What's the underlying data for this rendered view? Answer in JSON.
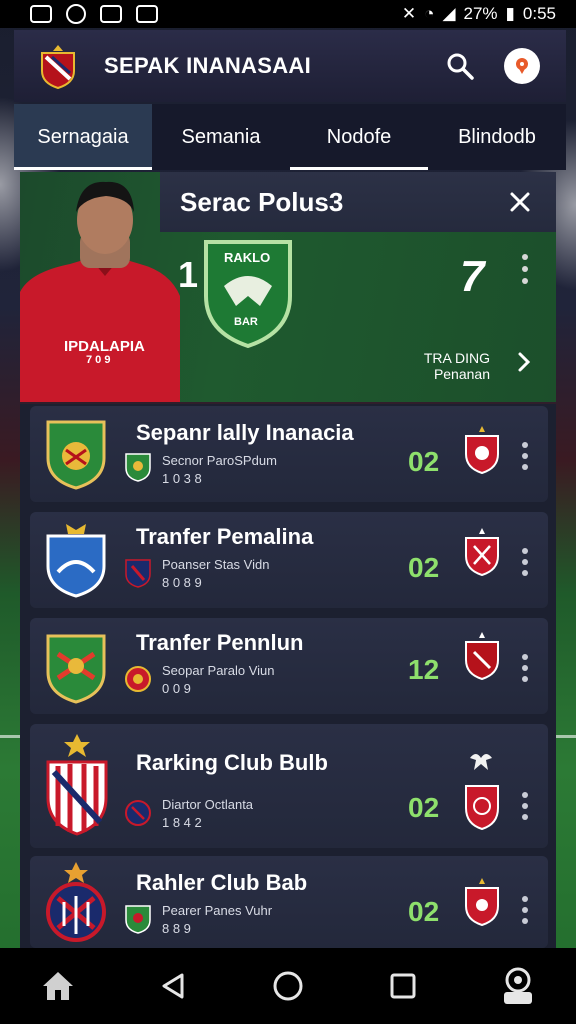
{
  "status_bar": {
    "battery": "27%",
    "time": "0:55"
  },
  "app_bar": {
    "title": "SEPAK INANASAAI",
    "logo_icon": "club-crest-icon",
    "search_icon": "search-icon",
    "notification_icon": "alert-icon"
  },
  "tabs": [
    {
      "label": "Sernagaia"
    },
    {
      "label": "Semania"
    },
    {
      "label": "Nodofe"
    },
    {
      "label": "Blindodb"
    }
  ],
  "hero": {
    "title": "Serac Polus3",
    "jersey_text": "IPDALAPIA",
    "jersey_sub": "7 0 9",
    "left_number": "1",
    "crest_top": "RAKLO",
    "crest_bottom": "BAR",
    "score": "7",
    "trend_line1": "TRA DING",
    "trend_line2": "Penanan"
  },
  "items": [
    {
      "name": "Sepanr lally Inanacia",
      "sub1": "Secnor ParoSPdum",
      "sub2": "1 0 3 8",
      "score": "02"
    },
    {
      "name": "Tranfer Pemalina",
      "sub1": "Poanser Stas Vidn",
      "sub2": "8 0 8 9",
      "score": "02"
    },
    {
      "name": "Tranfer Pennlun",
      "sub1": "Seopar Paralo Viun",
      "sub2": "0 0 9",
      "score": "12"
    },
    {
      "name": "Rarking Club Bulb",
      "sub1": "Diartor Octlanta",
      "sub2": "1 8 4 2",
      "score": "02"
    },
    {
      "name": "Rahler Club Bab",
      "sub1": "Pearer Panes Vuhr",
      "sub2": "8 8 9",
      "score": "02"
    }
  ],
  "colors": {
    "accent_green": "#8ee06c",
    "app_bar": "#24253f",
    "card": "#262b40",
    "hero_green": "#1f5a2f",
    "jersey_red": "#c8192a"
  },
  "nav": {
    "home_icon": "home-icon",
    "back_icon": "back-icon",
    "home_circle_icon": "home-circle-icon",
    "recents_icon": "recents-icon",
    "assistant_icon": "assistant-icon"
  }
}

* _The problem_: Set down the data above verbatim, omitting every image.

* _Answer to this problem_:
What's the underlying data for this rendered view? Answer in JSON.
{
  "status_bar": {
    "battery": "27%",
    "time": "0:55"
  },
  "app_bar": {
    "title": "SEPAK INANASAAI",
    "logo_icon": "club-crest-icon",
    "search_icon": "search-icon",
    "notification_icon": "alert-icon"
  },
  "tabs": [
    {
      "label": "Sernagaia"
    },
    {
      "label": "Semania"
    },
    {
      "label": "Nodofe"
    },
    {
      "label": "Blindodb"
    }
  ],
  "hero": {
    "title": "Serac Polus3",
    "jersey_text": "IPDALAPIA",
    "jersey_sub": "7 0 9",
    "left_number": "1",
    "crest_top": "RAKLO",
    "crest_bottom": "BAR",
    "score": "7",
    "trend_line1": "TRA DING",
    "trend_line2": "Penanan"
  },
  "items": [
    {
      "name": "Sepanr lally Inanacia",
      "sub1": "Secnor ParoSPdum",
      "sub2": "1 0 3 8",
      "score": "02"
    },
    {
      "name": "Tranfer Pemalina",
      "sub1": "Poanser Stas Vidn",
      "sub2": "8 0 8 9",
      "score": "02"
    },
    {
      "name": "Tranfer Pennlun",
      "sub1": "Seopar Paralo Viun",
      "sub2": "0 0 9",
      "score": "12"
    },
    {
      "name": "Rarking Club Bulb",
      "sub1": "Diartor Octlanta",
      "sub2": "1 8 4 2",
      "score": "02"
    },
    {
      "name": "Rahler Club Bab",
      "sub1": "Pearer Panes Vuhr",
      "sub2": "8 8 9",
      "score": "02"
    }
  ],
  "colors": {
    "accent_green": "#8ee06c",
    "app_bar": "#24253f",
    "card": "#262b40",
    "hero_green": "#1f5a2f",
    "jersey_red": "#c8192a"
  },
  "nav": {
    "home_icon": "home-icon",
    "back_icon": "back-icon",
    "home_circle_icon": "home-circle-icon",
    "recents_icon": "recents-icon",
    "assistant_icon": "assistant-icon"
  }
}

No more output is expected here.